Volunteer organization seeks adoptions for Waikoloa cats

Abaykitties has been working to get some of the cats from the Queens market adopted after the nonprofit was told to stop its trap, neuter and release efforts at the mall.

In April, the Department of Land and Natural Resources ordered the owner of the Waikoloa shopping center to remove all cat feeding stations from his property. The situation drew the attention of DLNR from concerned citizens who witnessed Nene eating from cat feeders.

The property’s owner, Alexander & Baldwin, has since removed the feeding stations.

Abaykitties and other cat activists have responded unfavorably on social media, claiming hundreds of cats will starve.

Abaykitties Director Dawn Garlinghouse met DLNR President Dawn Chang on April 25 during her visit to Waikoloa.

Chang reiterated that there would be absolutely no communal feeding of cats under any circumstances, Garlinghouse said.

“I was under the impression that (Governor) Josh Green was coming to discuss solutions, but that was not the case,” Garlinghouse said. “She wasn’t here to waive the subpoenas, she wasn’t trying to compromise and she wasn’t interested in humane ways to provide cats with food and water.”

According to Garlinghouse, Chang was only there to listen to the concerns and give his stance, which was contrary to Green’s previous public comments on the subject.

Garlinghouse has reached out to the governor’s office, but has received no productive responses.

“We were really disappointed and hopeful after Green’s comments that we could come to a compromise, but we learned that he is not going to respond to the cat issue. Anyone you reach out to will give you a canned response,” Garlinghouse said. “So now we are actively looking for places to put the cats and would love to talk to anyone with farms and ranches who might be interested in helping.”

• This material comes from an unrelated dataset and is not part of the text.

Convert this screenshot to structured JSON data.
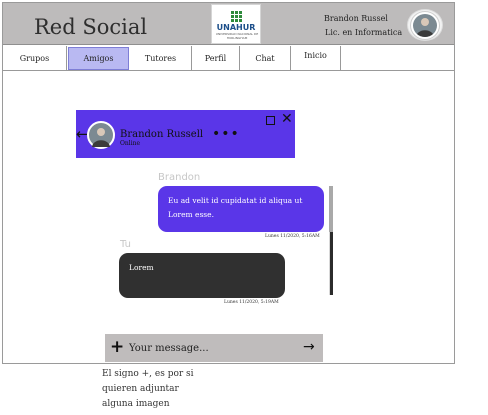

Garlinghouse and volunteers have been working to find homes and rehoming cats that have been socialized with people, but Abaykitties has had to stop their trap, neuter and release program.

“It’s crazy to me that the solution to help the babies is to kill all the cats, and that’s it,” Garlinghouse said. “This is frustrating, because there have not been any injured babies in this mall. But they have been injured on golf courses where there are no strict rules or regulations regarding children.”

The DLNR has distributed flyers throughout Waikoloa and online to educate people about protecting native animals and warning about feeding feral cats and other non-native wildlife.

While there have been no solutions to help the massive cat population at Queens’ Marketplace, Garlinghouse and the volunteers will continue to help rehom and adopt as many cats as possible.

Abaykitties is working closely with Hawaii Aloha Animal Oasis, which is a non-profit dedicated to rescuing cats on the Big Island. The organization is raising money to open a sanctuary for socialized and non-socialized cats.

However, funds are still needed to make this goal a reality. Those interested in donating or learning more about Hawaii Aloha Animal Oasis can visit the website at hawaiiaao.org.

Email Kelsey Walling at [email protected].